● **Supplied records**
====

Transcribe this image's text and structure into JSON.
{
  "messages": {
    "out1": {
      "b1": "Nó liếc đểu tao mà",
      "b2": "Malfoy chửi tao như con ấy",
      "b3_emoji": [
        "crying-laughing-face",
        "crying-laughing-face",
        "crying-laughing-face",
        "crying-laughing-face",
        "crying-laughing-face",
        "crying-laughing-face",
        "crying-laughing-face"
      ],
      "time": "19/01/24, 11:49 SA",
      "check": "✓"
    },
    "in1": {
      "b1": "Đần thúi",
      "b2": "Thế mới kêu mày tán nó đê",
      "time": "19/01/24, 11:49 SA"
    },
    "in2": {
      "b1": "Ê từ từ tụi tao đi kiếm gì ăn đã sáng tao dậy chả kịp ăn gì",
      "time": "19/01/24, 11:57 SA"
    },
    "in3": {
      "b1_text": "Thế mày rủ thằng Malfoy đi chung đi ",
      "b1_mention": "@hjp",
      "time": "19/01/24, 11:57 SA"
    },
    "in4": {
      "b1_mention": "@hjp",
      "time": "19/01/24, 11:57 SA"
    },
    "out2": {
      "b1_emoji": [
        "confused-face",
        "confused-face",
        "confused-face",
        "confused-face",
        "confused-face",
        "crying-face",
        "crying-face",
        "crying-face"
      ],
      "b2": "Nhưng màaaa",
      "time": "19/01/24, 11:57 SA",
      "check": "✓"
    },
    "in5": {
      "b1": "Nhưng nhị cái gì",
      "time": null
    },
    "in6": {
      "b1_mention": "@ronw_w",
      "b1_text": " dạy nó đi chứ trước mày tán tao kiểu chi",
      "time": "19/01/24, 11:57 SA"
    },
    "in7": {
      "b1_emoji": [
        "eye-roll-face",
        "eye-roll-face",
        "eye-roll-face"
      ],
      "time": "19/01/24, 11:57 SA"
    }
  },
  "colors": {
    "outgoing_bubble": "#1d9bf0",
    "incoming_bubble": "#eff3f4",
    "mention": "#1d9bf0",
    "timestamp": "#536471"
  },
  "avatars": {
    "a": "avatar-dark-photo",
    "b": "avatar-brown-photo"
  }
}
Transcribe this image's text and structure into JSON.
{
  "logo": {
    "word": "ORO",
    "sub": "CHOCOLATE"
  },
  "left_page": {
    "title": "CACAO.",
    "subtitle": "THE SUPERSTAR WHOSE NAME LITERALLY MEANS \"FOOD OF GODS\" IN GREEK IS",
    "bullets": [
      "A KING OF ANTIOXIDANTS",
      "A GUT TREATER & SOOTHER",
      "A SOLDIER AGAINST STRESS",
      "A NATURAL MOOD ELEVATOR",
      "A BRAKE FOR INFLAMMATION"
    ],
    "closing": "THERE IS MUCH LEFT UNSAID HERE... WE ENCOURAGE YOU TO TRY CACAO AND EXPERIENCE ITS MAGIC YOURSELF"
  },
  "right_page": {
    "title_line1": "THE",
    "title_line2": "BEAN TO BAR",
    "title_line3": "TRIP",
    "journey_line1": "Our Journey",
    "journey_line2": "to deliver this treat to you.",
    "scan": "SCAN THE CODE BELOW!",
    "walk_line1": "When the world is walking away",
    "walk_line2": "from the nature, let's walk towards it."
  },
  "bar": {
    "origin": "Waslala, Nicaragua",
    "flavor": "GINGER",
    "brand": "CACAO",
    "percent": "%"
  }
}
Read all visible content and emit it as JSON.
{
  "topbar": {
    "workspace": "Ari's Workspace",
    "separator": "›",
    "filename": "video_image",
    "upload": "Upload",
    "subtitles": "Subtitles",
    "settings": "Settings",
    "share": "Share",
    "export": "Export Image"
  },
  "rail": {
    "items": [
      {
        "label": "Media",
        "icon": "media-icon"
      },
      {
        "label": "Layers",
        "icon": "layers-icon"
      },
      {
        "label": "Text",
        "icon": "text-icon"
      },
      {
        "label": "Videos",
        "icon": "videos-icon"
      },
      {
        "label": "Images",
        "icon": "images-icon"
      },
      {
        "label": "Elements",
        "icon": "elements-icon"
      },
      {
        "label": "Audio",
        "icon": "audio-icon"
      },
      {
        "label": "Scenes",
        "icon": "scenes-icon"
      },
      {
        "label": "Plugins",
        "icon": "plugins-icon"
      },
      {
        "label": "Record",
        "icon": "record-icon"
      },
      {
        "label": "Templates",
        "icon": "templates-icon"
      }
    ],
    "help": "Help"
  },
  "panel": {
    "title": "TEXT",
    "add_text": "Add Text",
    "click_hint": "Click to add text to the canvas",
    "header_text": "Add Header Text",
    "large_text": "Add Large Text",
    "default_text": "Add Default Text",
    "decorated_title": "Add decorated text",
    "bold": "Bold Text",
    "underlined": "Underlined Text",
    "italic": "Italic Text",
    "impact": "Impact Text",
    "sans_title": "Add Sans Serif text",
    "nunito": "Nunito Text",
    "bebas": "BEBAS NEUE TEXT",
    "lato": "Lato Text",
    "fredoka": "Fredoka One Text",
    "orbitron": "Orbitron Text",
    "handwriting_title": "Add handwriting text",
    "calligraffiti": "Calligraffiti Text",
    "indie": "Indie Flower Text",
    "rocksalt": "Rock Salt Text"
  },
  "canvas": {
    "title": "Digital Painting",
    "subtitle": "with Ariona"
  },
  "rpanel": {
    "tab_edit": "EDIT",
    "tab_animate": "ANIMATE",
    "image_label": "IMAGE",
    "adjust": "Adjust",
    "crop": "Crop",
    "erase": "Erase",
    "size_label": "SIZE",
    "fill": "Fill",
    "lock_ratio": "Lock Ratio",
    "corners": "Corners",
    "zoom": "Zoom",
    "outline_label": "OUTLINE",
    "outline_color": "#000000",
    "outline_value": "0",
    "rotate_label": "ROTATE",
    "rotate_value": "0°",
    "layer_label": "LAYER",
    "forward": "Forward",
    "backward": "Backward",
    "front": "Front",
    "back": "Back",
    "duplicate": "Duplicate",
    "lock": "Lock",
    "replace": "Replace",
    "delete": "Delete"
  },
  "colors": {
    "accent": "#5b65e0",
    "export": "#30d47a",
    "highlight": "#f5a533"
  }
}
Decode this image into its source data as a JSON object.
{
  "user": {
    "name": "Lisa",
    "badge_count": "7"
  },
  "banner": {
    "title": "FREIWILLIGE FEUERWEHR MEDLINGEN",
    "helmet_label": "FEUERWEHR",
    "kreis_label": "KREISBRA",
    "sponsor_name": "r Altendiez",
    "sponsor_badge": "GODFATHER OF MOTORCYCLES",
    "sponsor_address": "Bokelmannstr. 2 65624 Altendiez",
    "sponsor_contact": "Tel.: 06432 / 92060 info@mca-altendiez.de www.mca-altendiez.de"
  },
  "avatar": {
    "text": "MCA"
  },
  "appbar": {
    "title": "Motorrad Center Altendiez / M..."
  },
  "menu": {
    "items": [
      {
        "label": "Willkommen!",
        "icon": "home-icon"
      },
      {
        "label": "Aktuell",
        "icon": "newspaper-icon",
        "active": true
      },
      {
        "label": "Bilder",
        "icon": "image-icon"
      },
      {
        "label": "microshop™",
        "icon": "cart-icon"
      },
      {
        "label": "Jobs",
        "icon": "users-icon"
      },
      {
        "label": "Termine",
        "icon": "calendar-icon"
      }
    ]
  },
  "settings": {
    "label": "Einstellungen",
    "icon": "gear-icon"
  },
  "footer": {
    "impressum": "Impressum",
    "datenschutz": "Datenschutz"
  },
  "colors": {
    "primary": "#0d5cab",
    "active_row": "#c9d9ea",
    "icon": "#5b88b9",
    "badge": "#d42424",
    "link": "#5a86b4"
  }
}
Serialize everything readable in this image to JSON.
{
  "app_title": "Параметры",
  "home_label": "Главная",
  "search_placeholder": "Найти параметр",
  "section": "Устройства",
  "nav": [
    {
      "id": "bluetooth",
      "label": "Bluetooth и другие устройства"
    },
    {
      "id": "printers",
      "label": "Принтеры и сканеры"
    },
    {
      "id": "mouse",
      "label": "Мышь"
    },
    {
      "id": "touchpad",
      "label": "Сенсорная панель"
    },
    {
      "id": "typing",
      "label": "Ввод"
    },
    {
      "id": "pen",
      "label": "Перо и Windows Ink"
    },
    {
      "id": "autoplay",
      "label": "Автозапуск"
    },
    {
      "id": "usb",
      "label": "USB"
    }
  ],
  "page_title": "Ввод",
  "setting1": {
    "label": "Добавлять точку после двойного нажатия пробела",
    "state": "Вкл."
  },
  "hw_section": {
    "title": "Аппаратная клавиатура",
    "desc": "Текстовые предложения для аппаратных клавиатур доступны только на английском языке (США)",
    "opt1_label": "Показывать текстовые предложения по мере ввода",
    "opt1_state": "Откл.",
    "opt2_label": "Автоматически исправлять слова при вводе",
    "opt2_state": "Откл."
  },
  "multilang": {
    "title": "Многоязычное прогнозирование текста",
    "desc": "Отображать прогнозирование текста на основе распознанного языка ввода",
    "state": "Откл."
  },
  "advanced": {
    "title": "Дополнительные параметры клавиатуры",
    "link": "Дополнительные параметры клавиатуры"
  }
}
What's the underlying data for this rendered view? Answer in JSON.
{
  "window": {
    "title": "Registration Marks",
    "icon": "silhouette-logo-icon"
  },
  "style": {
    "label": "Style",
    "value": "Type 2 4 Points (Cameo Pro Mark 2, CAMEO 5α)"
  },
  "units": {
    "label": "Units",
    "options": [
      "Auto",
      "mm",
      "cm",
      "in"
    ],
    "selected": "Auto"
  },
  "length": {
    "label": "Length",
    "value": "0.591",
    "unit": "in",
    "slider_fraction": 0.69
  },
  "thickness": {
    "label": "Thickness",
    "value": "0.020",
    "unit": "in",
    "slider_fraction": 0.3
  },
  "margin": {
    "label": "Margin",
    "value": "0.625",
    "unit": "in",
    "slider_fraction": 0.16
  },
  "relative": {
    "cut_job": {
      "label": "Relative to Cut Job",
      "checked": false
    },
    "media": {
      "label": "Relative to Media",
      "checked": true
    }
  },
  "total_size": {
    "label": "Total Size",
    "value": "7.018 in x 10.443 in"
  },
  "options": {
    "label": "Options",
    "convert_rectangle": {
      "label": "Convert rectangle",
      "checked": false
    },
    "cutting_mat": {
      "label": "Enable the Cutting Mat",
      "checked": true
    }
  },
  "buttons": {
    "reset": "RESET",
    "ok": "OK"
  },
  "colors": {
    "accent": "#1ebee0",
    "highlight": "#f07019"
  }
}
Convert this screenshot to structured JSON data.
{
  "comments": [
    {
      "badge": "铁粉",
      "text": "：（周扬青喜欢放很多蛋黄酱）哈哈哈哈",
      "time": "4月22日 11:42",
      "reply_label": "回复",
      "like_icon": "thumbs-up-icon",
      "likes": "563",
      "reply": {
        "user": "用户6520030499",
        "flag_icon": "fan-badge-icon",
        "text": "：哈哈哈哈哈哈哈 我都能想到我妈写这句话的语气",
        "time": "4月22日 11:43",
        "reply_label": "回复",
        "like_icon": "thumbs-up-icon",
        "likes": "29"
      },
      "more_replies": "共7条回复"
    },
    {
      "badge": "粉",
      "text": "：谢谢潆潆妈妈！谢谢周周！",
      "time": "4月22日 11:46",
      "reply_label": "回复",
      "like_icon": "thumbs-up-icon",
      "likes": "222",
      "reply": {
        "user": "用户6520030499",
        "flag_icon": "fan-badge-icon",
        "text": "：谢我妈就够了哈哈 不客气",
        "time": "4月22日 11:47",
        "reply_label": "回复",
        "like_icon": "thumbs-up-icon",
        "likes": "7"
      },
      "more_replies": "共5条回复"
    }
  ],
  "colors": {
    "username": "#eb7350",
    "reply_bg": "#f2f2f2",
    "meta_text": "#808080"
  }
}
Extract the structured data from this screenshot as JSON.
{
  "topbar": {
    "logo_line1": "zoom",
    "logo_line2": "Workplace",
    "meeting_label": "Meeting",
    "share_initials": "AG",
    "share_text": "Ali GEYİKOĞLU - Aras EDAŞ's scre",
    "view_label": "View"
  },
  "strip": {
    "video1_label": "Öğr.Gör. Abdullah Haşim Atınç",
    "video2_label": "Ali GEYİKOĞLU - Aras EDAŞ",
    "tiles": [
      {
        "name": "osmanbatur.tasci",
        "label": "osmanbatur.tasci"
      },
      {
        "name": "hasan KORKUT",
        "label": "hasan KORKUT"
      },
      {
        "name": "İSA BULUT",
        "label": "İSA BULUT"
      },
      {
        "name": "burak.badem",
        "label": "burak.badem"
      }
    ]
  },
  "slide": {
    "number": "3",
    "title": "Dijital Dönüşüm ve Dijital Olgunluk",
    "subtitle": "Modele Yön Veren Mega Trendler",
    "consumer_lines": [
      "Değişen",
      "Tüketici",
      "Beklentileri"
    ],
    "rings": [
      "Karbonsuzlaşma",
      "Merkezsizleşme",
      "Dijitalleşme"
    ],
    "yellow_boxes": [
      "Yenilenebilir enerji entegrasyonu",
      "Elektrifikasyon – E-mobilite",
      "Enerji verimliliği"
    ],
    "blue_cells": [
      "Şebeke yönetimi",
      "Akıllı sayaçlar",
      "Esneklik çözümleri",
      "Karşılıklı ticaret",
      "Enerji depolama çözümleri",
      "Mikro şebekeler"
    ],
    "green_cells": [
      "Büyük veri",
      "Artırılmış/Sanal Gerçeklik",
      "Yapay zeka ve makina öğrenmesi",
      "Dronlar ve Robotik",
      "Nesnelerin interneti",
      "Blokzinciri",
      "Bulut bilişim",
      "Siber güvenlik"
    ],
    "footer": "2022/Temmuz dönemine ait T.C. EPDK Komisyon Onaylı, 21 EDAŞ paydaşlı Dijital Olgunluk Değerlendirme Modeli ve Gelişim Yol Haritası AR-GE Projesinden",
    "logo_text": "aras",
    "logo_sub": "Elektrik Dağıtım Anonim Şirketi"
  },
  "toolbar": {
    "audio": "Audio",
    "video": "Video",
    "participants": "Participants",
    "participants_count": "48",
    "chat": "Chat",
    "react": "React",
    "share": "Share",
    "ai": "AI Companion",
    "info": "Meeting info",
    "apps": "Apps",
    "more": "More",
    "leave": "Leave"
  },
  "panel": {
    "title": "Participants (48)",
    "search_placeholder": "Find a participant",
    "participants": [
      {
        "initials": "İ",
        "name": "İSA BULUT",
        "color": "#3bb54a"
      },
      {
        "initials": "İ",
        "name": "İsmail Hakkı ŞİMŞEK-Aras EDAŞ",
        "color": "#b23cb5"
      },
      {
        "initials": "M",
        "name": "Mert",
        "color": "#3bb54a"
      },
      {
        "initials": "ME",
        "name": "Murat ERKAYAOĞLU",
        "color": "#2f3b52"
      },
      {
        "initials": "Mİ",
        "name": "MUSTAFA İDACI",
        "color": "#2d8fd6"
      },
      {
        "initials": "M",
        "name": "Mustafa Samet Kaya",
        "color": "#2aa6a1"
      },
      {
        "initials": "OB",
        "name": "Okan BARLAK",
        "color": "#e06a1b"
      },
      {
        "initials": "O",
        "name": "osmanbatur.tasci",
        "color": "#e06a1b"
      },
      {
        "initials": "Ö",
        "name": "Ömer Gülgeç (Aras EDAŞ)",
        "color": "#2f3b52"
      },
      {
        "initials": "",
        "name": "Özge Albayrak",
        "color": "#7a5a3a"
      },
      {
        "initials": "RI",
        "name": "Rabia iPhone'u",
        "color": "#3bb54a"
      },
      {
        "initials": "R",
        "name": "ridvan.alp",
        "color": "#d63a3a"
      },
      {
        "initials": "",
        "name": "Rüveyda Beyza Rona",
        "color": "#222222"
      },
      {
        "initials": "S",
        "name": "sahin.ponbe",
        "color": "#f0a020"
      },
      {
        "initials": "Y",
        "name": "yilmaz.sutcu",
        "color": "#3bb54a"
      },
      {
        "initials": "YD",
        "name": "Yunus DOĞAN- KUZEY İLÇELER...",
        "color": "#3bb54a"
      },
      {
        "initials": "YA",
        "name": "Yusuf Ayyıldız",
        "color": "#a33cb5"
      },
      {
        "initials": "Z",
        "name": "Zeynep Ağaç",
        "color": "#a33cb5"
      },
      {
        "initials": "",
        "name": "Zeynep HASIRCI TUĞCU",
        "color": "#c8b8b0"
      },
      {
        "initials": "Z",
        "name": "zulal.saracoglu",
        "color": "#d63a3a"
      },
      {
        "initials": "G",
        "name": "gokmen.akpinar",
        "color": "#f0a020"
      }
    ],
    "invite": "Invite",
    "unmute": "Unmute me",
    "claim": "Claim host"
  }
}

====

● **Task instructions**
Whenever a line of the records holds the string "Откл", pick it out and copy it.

● **Reply**
    "opt1_state": "Откл.",
    "opt2_state": "Откл."
    "state": "Откл."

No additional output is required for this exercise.